‘Mission possible’ to teach the police English (With Images)May 1st, 2011 - 6:34 pm ICT by IANS
New Delhi, May 1 (IANS) Till a few weeks back they could not correctly pronounce everyday English words. But after a mere five days of training in the language at Delhi’s Police Training College (PTC), the trainers were correcting their seniors while speaking in English.
Many of the trainers at the PTC, some of them nearing retirement, could not speak the language continuously for even two minutes, but were training thousands of policemen over the years. But the scene changed ever since the man from Hyderabad started his mission.
A group of 40 trainers - out of the total strength of 500 at the PTC - were coached by Munawar Zama from Hyderabad who took upon the job on the advice of India Islamic Culture Centre (IICC) president Sirajuddin Qureshi.
Qureshi had felt that Delhi, being a global city, must have its police force well articulated in English and he suggested the task to Zama.
The first phase of the training concluded last week and the second would commence soon. Divided into two phases - English pronunciation and communication skills including grammar - the classes were held between 10 a.m. to 5 p.m.
“The classes have been a success and we can see improvement in the trainers. I think such initiatives are very important and there is a possibility that a comprehensive session would soon be organised for them,” A.K. Singh, the principal of PTC, told IANS.
“I come to the IICC every year for 40 days to teach English to students who cannot afford to go for private classes. This year I was asked to give English classes to the trainers at the PTC. The improvement is there to be seen,” Zama told IANS.
According to IICC officials, Qureshi had recently met Delhi Police chief B.K. Gupta and chalked out the plan where the trainers would be taught the language initially for a period of two weeks.
M. Wajood Sajid, media adviser to Qureshi, told IANS: “This is the capital city of the country. It has a great number of tourists at any time. The city also houses various foreign high commissions and embassies.
“So policemen who can speak English would bring more efficiency in the force.”
At the PTC Zama was first surprised to discover that the trainers were at a loss as far as speaking in English was concerned.
“It was surprising to learn they were just teaching whatever little basic knowledge of the language they had to a force who were being prepared for a major metropolitan city and the country’s national capital,” said Zama.
According to him, teaching a foreign language to them was an uphill task as a majority of the trainers being from states like Haryana, Rajasthan and Bihar had very heavy accents while some just detested the language, finding it tough to speak.
But, according to the trainers themselves, the way they were taught was completely different and in the end the whole process of understanding the phonetics and pronunciations turned out to be fun because of the innovative methods used.

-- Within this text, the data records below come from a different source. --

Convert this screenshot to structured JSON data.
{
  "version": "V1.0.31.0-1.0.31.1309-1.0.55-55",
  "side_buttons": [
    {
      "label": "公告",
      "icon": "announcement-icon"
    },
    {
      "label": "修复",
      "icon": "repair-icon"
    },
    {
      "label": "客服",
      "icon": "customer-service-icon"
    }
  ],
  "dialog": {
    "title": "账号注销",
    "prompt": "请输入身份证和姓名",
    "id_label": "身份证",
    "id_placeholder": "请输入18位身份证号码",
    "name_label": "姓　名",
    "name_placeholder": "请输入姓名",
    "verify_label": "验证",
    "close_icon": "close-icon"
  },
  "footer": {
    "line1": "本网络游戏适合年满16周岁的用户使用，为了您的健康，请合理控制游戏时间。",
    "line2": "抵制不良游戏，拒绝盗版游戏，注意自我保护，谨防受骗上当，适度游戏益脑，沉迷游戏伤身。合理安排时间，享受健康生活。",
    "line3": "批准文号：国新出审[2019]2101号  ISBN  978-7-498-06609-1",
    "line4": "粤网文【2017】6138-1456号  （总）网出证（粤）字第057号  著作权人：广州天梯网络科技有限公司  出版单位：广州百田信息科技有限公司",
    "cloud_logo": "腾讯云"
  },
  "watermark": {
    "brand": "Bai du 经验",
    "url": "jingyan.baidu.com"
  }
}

“We were given examples of Bollywood stars and popular cricketers to help with our phonetics. It was the first time that we were taught in this manner and it became very easy for us to learn,” said 40-year-old sub-inspector at the PTC, Ram Niwas.
The trainers also admitted that though this is not the first time they were being trained in the language, it was definitely the first time that they are being properly trained.

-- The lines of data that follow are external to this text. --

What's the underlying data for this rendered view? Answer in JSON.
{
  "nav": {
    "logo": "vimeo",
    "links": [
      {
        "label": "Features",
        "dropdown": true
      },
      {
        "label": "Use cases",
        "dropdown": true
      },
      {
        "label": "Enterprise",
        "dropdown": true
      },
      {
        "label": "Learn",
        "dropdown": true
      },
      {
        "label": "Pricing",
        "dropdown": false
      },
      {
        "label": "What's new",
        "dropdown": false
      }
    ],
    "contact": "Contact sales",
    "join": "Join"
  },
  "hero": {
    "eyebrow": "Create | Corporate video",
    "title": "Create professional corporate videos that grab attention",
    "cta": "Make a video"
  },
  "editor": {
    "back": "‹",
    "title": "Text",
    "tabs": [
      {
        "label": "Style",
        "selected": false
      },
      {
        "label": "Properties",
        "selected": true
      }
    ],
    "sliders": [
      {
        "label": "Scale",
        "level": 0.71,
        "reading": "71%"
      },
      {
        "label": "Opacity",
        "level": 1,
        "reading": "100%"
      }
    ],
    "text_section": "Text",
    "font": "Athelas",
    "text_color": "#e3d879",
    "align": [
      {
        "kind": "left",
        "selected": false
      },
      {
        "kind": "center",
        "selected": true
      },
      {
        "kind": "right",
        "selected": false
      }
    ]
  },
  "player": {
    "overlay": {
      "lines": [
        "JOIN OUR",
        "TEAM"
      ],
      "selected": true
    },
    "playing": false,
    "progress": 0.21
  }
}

“The classes were long due as it was high time that the police force of a major city started speaking English,” added Niwas.
Agreed sub-inspector Sushil Kumar:

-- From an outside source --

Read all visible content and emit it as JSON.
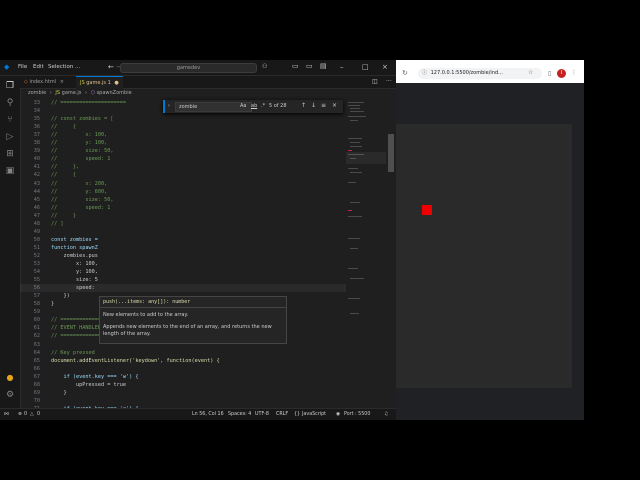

“English is a global language and in a city like Delhi where the number of English-speaking population is increasing by the day, we can’t afford to lag behind.”
All the 40 trainers are very confident now. “We don’t claim to speak fluent English but can definitely interact with an English-speaking tourist,” a proud Kumar told IANS.
The best aspect of the session is that the trainers as well as Zama have developed a strong bonding and both want more sessions with each other.
“We want him to teach us for at least three months,” said Urmiljeet Kaur Maan, another trainer.
Kumar, however, went a step further and said that Zama should train them for at least two years and no less.
“When it comes to his classes, the more the merrier, I would say,” chuckled Kumar.
Zama shared the same views and said that he was in talks with senior officials at the PTC to hold a two-month session soon.
“I think they just need two months’ training and they would be fine. Moreover, I have my own institute back home in Hyderabad and have a responsibility towards my students there too,” he said.
(Rahul Vaishnavi can be contacted at firstname.lastname@example.org)